Museum für Naturkunde Berlin

The transitional fossil link between dinosaurs and modern birds

The globally first fossil of a feather was discovered 1860 in a quarry near Solnhofen. It was described in 1861 as Archaeopteryx – "old feather, old wing".

Soon, further discoveries were made. Because Archaeopteryx displays characteristics of both dinosaurs and birds, it is recognized as a transitional fossil (or "missing link").

The main slab of the Berlin specimen has been called the "Mona Lisa" of fossils. Since 2007 the original is on permanent display in the Museum. Do visit it!

History of discovery: The „Berlin specimen“ of Archaeopteryx was discovered between 1874 and 1876 near Eichstätt in Germany. The original finder sold it for the value of a cow (approx. 150 Mark) to a quarry owner, who sold it for 2000 Mark to E.O. Häberlein, who placed it internationally on sale for 20 000 Goldmark. This high price exceeded the financial abilities of several interested museums. In 1879 Werner von Siemens (shown here) financed the transaction, placing the specimen with the Humboldt Museum für Naturkunde in Berlin. After 2 years, the museums could pay the money back and has been the owner ever since. Described in 1884 by Wilhelm Dames, with its excellent preservation of feathers and skull it is considered the most complete and beautiful specimen of Archaeopteryx.

Unlike modern birds, Archaeopteryx has teeth instead of a bill.

The neck is notably curved backwards. When in a dead animal tendons and muscles dry, they will shorten and pull the neck backwards into a strange position. This can also be observed in other fossils.

The long tail is a characteristic of dinosaurs, while the tail feathers are typical for birds. In modern birds the vertebrae of the tail are shortened and fused into a single ossification, still bearing the tail feathers.

While the long asymmetrical wingfeathers, the elongated arm and the collarbone show a clear similarity with modern birds, the three clawed fingers are a trait of dinosaurs.

Among modern birds, only the juveniles of the hoatzin have claws on their wing digits. Some scientists therefore postulated a relationship with Archaeopteryx. This has since been found to be false

The counterslab of the Berlin specimen is partly damaged. Nevertheless, the information it contains is of the highest scientific value.

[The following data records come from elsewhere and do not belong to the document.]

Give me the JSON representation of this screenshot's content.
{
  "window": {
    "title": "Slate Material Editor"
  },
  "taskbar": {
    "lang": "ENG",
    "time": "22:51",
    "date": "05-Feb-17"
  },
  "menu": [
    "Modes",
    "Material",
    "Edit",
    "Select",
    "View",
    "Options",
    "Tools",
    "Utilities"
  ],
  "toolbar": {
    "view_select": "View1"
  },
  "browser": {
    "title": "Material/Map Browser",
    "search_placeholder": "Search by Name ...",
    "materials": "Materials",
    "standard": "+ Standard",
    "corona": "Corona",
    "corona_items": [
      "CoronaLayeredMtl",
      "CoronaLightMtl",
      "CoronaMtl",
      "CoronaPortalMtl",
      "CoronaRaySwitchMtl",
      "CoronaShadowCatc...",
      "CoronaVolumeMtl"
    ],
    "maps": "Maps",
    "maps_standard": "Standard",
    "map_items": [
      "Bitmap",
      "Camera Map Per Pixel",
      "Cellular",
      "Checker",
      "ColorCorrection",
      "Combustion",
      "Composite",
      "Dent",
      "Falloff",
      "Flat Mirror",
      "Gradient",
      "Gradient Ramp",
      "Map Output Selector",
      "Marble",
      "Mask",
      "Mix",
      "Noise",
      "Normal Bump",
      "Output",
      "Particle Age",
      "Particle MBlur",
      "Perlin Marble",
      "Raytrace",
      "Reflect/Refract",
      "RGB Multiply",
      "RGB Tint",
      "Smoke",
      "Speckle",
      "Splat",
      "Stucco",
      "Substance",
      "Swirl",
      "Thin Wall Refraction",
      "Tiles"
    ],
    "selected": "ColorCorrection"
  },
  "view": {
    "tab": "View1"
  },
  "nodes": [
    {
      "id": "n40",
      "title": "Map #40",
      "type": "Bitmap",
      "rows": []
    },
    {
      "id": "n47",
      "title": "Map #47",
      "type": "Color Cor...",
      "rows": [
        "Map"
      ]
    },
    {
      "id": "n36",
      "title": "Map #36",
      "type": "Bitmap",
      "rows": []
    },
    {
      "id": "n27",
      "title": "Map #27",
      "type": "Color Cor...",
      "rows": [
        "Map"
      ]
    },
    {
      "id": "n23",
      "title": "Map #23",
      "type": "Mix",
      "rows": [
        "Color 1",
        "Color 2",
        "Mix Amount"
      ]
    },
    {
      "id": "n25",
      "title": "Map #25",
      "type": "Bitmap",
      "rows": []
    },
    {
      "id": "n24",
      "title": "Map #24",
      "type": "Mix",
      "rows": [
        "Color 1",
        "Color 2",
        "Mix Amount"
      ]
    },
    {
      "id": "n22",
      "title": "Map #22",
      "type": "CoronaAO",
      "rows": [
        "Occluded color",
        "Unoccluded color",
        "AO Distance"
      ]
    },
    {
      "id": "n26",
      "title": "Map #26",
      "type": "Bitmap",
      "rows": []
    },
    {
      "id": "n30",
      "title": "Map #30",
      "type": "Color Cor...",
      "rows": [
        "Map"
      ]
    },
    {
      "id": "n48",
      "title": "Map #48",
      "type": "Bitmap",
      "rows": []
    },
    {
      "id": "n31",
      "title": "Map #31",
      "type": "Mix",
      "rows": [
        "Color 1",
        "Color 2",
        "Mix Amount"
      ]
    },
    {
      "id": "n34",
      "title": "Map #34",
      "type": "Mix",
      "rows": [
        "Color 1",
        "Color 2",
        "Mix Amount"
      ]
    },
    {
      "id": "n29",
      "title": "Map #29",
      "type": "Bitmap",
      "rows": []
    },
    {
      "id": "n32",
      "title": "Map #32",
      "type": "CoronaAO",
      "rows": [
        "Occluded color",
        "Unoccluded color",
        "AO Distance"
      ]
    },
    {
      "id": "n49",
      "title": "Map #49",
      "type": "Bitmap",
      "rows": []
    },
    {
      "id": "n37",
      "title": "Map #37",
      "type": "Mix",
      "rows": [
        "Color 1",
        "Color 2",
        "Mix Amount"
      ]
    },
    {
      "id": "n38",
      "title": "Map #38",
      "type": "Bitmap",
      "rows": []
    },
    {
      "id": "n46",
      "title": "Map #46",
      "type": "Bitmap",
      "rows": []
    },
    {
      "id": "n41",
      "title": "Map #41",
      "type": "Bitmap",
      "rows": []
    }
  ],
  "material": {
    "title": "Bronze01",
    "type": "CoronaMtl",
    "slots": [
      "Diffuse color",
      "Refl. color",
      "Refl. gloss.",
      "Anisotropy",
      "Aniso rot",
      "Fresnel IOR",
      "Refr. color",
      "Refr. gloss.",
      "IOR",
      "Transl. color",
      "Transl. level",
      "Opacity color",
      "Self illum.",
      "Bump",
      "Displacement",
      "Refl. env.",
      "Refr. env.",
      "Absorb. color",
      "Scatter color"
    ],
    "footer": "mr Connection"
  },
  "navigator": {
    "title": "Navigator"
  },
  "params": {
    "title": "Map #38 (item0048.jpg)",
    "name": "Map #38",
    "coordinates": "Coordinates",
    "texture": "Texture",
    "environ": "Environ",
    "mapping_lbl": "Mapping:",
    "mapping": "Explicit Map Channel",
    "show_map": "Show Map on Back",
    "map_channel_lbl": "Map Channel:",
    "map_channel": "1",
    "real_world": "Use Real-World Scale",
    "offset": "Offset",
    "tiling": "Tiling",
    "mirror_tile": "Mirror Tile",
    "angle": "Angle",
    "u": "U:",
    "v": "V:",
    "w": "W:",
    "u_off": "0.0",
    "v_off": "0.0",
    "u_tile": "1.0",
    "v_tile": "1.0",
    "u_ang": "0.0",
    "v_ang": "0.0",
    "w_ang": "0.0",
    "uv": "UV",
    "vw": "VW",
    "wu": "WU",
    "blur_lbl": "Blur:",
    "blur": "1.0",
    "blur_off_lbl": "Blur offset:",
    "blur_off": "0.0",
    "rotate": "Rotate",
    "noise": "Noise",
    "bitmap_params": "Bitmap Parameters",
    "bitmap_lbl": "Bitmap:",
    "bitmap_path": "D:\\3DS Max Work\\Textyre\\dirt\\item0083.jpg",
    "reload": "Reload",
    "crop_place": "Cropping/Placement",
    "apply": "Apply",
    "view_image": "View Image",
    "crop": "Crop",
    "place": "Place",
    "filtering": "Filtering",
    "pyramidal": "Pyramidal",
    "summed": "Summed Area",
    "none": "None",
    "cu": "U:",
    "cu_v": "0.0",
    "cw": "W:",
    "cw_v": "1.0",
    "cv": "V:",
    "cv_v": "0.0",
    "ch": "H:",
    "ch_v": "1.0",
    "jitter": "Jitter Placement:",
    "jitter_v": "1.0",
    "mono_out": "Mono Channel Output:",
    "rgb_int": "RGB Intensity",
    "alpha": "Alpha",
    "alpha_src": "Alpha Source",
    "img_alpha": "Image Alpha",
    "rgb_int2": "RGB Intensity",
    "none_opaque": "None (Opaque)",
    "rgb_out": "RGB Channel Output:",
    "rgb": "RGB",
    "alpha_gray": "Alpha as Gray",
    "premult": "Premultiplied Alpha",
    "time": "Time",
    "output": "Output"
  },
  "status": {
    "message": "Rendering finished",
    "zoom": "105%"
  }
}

If you want to know more about Archaeopteryx, feathers and bird flight, we recommend our online exhibit "Feathered Flight — 150 years of Archaeopteryx"!

Credits: Story

Images: Carola Radke, Hwa Ja Götz, Graphical design "Federflug": Nils Hoff (Museum für Naturkunde Berlin)

Text: Gregor Hagedorn, Alice Chodura (Museum für Naturkunde Berlin)

Curators and scientific consultation: Dr. Daniela Schwarz, Dr. Sylke Frahnert (Museum für Naturkunde Berlin)

© www.naturkundemuseum.berlin

Credits: All media
The story featured may in some cases have been created by an independent third party and may not always represent the views of the institutions, listed below, who have supplied the content.
Translate with Google
Home
Explore
Nearby
Profile